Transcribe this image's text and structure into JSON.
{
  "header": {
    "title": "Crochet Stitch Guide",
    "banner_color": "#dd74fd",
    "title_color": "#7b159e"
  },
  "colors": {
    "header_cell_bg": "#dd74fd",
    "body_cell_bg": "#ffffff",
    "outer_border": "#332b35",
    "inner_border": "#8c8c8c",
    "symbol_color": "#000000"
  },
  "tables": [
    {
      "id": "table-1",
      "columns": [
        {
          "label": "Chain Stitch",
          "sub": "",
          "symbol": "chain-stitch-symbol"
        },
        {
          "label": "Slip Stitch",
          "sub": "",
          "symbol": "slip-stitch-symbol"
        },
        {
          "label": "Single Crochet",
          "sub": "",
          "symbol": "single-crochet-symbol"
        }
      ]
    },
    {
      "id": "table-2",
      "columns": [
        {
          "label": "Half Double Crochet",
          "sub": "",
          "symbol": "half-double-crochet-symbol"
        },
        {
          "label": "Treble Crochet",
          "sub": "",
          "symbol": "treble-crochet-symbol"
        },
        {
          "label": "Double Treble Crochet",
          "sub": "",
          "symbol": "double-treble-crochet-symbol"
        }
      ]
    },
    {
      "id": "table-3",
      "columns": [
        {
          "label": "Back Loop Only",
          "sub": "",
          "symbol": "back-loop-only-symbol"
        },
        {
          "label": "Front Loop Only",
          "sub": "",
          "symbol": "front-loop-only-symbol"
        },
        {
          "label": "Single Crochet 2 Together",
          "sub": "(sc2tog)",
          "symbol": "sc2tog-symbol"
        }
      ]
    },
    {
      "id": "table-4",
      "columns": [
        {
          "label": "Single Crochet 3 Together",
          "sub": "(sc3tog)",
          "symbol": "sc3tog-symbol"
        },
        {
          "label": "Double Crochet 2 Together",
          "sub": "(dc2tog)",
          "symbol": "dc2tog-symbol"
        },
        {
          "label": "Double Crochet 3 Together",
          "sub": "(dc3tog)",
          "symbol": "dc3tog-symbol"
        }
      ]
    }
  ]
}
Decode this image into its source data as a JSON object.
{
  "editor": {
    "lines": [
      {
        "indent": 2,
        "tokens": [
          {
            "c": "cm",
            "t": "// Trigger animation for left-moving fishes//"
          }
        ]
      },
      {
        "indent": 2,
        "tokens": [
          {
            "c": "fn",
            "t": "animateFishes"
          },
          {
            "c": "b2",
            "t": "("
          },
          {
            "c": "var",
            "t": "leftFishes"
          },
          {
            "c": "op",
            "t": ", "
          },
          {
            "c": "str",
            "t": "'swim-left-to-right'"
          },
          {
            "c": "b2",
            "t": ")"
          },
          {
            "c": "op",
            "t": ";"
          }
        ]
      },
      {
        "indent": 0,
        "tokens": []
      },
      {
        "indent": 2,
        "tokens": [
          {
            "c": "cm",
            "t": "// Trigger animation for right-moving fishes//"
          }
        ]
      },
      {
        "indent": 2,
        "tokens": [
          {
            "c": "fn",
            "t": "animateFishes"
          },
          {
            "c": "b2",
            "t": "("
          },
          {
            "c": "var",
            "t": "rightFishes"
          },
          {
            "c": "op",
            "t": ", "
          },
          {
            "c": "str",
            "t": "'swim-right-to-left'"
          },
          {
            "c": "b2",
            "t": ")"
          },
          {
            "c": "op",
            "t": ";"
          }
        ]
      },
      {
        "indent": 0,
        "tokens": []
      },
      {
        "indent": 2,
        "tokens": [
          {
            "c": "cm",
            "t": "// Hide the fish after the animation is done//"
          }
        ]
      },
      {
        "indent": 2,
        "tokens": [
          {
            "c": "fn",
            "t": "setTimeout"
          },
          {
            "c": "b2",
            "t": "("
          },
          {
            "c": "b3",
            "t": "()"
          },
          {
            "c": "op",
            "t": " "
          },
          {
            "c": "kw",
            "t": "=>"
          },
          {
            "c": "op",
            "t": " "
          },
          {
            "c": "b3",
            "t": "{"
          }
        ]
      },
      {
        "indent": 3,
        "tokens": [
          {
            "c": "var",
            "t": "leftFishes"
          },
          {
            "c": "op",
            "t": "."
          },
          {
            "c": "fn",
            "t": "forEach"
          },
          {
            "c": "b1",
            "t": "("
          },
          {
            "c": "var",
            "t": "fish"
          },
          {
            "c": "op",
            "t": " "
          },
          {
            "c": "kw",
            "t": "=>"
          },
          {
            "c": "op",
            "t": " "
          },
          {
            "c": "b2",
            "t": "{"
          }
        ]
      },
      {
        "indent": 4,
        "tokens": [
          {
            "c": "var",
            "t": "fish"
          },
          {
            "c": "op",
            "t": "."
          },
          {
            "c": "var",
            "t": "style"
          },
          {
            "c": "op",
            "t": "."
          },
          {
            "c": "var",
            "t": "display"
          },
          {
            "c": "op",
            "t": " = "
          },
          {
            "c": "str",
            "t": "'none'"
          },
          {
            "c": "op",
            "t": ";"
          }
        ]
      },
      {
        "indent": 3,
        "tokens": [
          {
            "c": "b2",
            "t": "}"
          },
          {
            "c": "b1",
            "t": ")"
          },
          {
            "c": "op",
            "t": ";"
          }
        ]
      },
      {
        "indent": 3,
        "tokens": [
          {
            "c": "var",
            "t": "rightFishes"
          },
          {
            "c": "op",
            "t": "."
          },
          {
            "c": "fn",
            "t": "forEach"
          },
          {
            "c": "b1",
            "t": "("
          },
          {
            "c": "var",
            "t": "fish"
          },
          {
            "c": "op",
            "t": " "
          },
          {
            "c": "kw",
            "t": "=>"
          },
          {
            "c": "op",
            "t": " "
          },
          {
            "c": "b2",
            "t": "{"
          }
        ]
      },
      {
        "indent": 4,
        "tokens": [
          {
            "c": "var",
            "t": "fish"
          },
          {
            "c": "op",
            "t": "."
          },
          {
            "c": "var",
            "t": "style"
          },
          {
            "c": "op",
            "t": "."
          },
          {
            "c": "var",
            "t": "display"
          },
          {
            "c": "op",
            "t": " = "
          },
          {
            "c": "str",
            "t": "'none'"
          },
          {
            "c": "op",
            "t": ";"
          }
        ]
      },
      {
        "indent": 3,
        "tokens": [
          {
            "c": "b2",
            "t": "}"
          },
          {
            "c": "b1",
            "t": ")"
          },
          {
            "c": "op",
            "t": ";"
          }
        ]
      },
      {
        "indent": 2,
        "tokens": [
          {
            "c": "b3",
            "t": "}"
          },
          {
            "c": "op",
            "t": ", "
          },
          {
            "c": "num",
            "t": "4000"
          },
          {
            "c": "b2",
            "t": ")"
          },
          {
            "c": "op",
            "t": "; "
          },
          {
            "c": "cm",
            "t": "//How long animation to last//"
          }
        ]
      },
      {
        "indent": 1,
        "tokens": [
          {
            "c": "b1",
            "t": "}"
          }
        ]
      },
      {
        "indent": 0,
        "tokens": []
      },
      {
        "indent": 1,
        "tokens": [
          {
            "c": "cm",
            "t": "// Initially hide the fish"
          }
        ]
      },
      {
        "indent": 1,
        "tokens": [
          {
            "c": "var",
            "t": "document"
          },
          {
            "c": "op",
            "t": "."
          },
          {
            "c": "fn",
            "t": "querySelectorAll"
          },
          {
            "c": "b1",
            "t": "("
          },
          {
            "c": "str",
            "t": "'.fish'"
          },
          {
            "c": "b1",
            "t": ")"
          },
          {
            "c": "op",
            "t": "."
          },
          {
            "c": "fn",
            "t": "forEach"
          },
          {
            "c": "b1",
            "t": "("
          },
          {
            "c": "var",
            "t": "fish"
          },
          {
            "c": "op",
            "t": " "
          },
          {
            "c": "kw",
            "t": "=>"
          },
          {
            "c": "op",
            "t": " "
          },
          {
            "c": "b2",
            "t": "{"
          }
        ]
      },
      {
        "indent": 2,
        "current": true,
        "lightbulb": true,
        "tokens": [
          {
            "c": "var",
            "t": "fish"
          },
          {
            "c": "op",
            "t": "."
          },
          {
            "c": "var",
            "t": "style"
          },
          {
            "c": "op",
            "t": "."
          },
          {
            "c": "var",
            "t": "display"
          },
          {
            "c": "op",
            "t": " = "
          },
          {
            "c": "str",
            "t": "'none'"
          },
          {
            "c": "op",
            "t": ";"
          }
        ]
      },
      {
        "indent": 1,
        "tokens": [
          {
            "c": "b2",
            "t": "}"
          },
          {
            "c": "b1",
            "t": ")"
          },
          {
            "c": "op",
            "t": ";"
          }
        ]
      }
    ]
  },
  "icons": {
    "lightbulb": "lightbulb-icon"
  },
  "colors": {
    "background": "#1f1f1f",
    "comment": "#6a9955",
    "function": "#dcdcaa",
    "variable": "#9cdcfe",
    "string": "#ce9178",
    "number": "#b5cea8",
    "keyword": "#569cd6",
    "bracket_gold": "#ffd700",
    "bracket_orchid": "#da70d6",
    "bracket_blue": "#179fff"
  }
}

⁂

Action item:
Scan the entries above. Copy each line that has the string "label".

Output for this exercise:
          "label": "Chain Stitch",
          "label": "Slip Stitch",
          "label": "Single Crochet",
          "label": "Half Double Crochet",
          "label": "Treble Crochet",
          "label": "Double Treble Crochet",
          "label": "Back Loop Only",
          "label": "Front Loop Only",
          "label": "Single Crochet 2 Together",
          "label": "Single Crochet 3 Together",
          "label": "Double Crochet 2 Together",
          "label": "Double Crochet 3 Together",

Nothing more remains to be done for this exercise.